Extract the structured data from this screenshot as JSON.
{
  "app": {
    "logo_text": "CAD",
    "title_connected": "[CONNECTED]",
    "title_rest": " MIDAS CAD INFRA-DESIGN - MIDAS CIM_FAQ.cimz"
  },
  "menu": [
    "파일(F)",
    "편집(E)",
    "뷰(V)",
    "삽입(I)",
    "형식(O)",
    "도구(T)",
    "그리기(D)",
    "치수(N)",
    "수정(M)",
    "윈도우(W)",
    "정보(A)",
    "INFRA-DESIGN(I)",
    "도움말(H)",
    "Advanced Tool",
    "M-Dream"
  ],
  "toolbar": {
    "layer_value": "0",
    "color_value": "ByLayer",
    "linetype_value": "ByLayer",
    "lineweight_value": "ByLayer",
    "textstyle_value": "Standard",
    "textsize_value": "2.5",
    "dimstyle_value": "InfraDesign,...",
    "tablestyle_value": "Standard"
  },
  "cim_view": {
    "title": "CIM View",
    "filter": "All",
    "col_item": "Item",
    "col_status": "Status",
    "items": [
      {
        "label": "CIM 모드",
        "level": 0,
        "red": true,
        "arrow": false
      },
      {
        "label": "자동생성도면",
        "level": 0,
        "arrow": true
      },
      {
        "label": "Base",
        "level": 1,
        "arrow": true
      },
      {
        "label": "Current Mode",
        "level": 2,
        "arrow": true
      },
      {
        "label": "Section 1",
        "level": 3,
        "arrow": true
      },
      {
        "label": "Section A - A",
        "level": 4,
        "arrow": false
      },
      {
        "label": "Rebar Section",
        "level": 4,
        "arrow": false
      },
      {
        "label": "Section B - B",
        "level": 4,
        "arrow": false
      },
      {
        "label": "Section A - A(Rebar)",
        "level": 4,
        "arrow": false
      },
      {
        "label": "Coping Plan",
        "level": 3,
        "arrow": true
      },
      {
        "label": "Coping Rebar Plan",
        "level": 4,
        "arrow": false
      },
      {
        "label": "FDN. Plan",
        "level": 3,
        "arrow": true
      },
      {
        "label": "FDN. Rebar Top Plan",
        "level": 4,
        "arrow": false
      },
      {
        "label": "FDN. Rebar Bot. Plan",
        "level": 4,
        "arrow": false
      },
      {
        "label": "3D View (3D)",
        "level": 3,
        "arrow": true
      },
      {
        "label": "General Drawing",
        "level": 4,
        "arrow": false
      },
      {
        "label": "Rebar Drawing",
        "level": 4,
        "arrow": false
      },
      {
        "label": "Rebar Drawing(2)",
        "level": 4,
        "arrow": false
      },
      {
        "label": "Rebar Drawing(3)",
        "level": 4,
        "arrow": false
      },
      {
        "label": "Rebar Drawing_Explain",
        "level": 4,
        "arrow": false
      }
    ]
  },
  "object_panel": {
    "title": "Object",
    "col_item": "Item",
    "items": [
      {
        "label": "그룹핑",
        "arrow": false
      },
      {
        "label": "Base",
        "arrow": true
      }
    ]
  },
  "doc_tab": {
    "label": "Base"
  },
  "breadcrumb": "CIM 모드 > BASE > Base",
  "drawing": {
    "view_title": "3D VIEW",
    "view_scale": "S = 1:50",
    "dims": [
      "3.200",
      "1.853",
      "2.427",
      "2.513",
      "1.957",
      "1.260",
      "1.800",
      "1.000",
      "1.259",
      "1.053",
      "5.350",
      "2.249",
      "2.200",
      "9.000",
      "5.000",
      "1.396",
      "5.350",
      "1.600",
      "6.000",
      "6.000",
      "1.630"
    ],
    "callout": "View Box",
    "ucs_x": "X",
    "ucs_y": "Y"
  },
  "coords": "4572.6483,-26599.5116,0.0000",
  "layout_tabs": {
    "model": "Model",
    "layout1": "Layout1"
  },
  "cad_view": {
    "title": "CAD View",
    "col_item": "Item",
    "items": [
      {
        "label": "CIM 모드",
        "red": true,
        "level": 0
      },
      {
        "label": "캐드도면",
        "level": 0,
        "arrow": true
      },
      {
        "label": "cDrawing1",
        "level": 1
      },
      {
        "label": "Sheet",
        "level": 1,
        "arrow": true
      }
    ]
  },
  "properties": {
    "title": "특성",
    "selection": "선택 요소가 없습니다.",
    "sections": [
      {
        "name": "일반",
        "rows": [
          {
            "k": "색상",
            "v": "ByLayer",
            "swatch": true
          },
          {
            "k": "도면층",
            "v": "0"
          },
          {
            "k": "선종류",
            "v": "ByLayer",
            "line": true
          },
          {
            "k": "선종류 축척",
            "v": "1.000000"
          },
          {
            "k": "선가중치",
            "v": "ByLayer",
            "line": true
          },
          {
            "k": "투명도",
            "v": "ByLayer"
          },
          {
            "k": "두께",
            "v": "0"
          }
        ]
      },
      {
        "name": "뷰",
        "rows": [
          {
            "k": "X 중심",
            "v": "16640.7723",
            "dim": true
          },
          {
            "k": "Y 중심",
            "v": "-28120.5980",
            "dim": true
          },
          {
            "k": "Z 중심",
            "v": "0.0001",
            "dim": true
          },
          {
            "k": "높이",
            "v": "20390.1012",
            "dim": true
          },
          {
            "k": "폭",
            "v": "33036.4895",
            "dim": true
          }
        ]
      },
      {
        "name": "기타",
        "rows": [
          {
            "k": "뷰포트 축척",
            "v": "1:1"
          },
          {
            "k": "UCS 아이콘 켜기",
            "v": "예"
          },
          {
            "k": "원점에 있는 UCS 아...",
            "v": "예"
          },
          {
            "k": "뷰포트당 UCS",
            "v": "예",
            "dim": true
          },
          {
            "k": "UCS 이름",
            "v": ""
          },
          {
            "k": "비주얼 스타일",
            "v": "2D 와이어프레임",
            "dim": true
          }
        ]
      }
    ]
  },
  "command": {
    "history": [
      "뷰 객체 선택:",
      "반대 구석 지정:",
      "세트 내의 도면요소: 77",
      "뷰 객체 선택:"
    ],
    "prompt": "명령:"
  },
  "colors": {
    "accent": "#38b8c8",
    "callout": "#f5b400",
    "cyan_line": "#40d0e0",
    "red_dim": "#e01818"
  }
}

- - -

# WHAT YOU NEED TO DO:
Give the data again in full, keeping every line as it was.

# ANSWER SPACE:
Extract the structured data from this screenshot as JSON.
{
  "app": {
    "logo_text": "CAD",
    "title_connected": "[CONNECTED]",
    "title_rest": " MIDAS CAD INFRA-DESIGN - MIDAS CIM_FAQ.cimz"
  },
  "menu": [
    "파일(F)",
    "편집(E)",
    "뷰(V)",
    "삽입(I)",
    "형식(O)",
    "도구(T)",
    "그리기(D)",
    "치수(N)",
    "수정(M)",
    "윈도우(W)",
    "정보(A)",
    "INFRA-DESIGN(I)",
    "도움말(H)",
    "Advanced Tool",
    "M-Dream"
  ],
  "toolbar": {
    "layer_value": "0",
    "color_value": "ByLayer",
    "linetype_value": "ByLayer",
    "lineweight_value": "ByLayer",
    "textstyle_value": "Standard",
    "textsize_value": "2.5",
    "dimstyle_value": "InfraDesign,...",
    "tablestyle_value": "Standard"
  },
  "cim_view": {
    "title": "CIM View",
    "filter": "All",
    "col_item": "Item",
    "col_status": "Status",
    "items": [
      {
        "label": "CIM 모드",
        "level": 0,
        "red": true,
        "arrow": false
      },
      {
        "label": "자동생성도면",
        "level": 0,
        "arrow": true
      },
      {
        "label": "Base",
        "level": 1,
        "arrow": true
      },
      {
        "label": "Current Mode",
        "level": 2,
        "arrow": true
      },
      {
        "label": "Section 1",
        "level": 3,
        "arrow": true
      },
      {
        "label": "Section A - A",
        "level": 4,
        "arrow": false
      },
      {
        "label": "Rebar Section",
        "level": 4,
        "arrow": false
      },
      {
        "label": "Section B - B",
        "level": 4,
        "arrow": false
      },
      {
        "label": "Section A - A(Rebar)",
        "level": 4,
        "arrow": false
      },
      {
        "label": "Coping Plan",
        "level": 3,
        "arrow": true
      },
      {
        "label": "Coping Rebar Plan",
        "level": 4,
        "arrow": false
      },
      {
        "label": "FDN. Plan",
        "level": 3,
        "arrow": true
      },
      {
        "label": "FDN. Rebar Top Plan",
        "level": 4,
        "arrow": false
      },
      {
        "label": "FDN. Rebar Bot. Plan",
        "level": 4,
        "arrow": false
      },
      {
        "label": "3D View (3D)",
        "level": 3,
        "arrow": true
      },
      {
        "label": "General Drawing",
        "level": 4,
        "arrow": false
      },
      {
        "label": "Rebar Drawing",
        "level": 4,
        "arrow": false
      },
      {
        "label": "Rebar Drawing(2)",
        "level": 4,
        "arrow": false
      },
      {
        "label": "Rebar Drawing(3)",
        "level": 4,
        "arrow": false
      },
      {
        "label": "Rebar Drawing_Explain",
        "level": 4,
        "arrow": false
      }
    ]
  },
  "object_panel": {
    "title": "Object",
    "col_item": "Item",
    "items": [
      {
        "label": "그룹핑",
        "arrow": false
      },
      {
        "label": "Base",
        "arrow": true
      }
    ]
  },
  "doc_tab": {
    "label": "Base"
  },
  "breadcrumb": "CIM 모드 > BASE > Base",
  "drawing": {
    "view_title": "3D VIEW",
    "view_scale": "S = 1:50",
    "dims": [
      "3.200",
      "1.853",
      "2.427",
      "2.513",
      "1.957",
      "1.260",
      "1.800",
      "1.000",
      "1.259",
      "1.053",
      "5.350",
      "2.249",
      "2.200",
      "9.000",
      "5.000",
      "1.396",
      "5.350",
      "1.600",
      "6.000",
      "6.000",
      "1.630"
    ],
    "callout": "View Box",
    "ucs_x": "X",
    "ucs_y": "Y"
  },
  "coords": "4572.6483,-26599.5116,0.0000",
  "layout_tabs": {
    "model": "Model",
    "layout1": "Layout1"
  },
  "cad_view": {
    "title": "CAD View",
    "col_item": "Item",
    "items": [
      {
        "label": "CIM 모드",
        "red": true,
        "level": 0
      },
      {
        "label": "캐드도면",
        "level": 0,
        "arrow": true
      },
      {
        "label": "cDrawing1",
        "level": 1
      },
      {
        "label": "Sheet",
        "level": 1,
        "arrow": true
      }
    ]
  },
  "properties": {
    "title": "특성",
    "selection": "선택 요소가 없습니다.",
    "sections": [
      {
        "name": "일반",
        "rows": [
          {
            "k": "색상",
            "v": "ByLayer",
            "swatch": true
          },
          {
            "k": "도면층",
            "v": "0"
          },
          {
            "k": "선종류",
            "v": "ByLayer",
            "line": true
          },
          {
            "k": "선종류 축척",
            "v": "1.000000"
          },
          {
            "k": "선가중치",
            "v": "ByLayer",
            "line": true
          },
          {
            "k": "투명도",
            "v": "ByLayer"
          },
          {
            "k": "두께",
            "v": "0"
          }
        ]
      },
      {
        "name": "뷰",
        "rows": [
          {
            "k": "X 중심",
            "v": "16640.7723",
            "dim": true
          },
          {
            "k": "Y 중심",
            "v": "-28120.5980",
            "dim": true
          },
          {
            "k": "Z 중심",
            "v": "0.0001",
            "dim": true
          },
          {
            "k": "높이",
            "v": "20390.1012",
            "dim": true
          },
          {
            "k": "폭",
            "v": "33036.4895",
            "dim": true
          }
        ]
      },
      {
        "name": "기타",
        "rows": [
          {
            "k": "뷰포트 축척",
            "v": "1:1"
          },
          {
            "k": "UCS 아이콘 켜기",
            "v": "예"
          },
          {
            "k": "원점에 있는 UCS 아...",
            "v": "예"
          },
          {
            "k": "뷰포트당 UCS",
            "v": "예",
            "dim": true
          },
          {
            "k": "UCS 이름",
            "v": ""
          },
          {
            "k": "비주얼 스타일",
            "v": "2D 와이어프레임",
            "dim": true
          }
        ]
      }
    ]
  },
  "command": {
    "history": [
      "뷰 객체 선택:",
      "반대 구석 지정:",
      "세트 내의 도면요소: 77",
      "뷰 객체 선택:"
    ],
    "prompt": "명령:"
  },
  "colors": {
    "accent": "#38b8c8",
    "callout": "#f5b400",
    "cyan_line": "#40d0e0",
    "red_dim": "#e01818"
  }
}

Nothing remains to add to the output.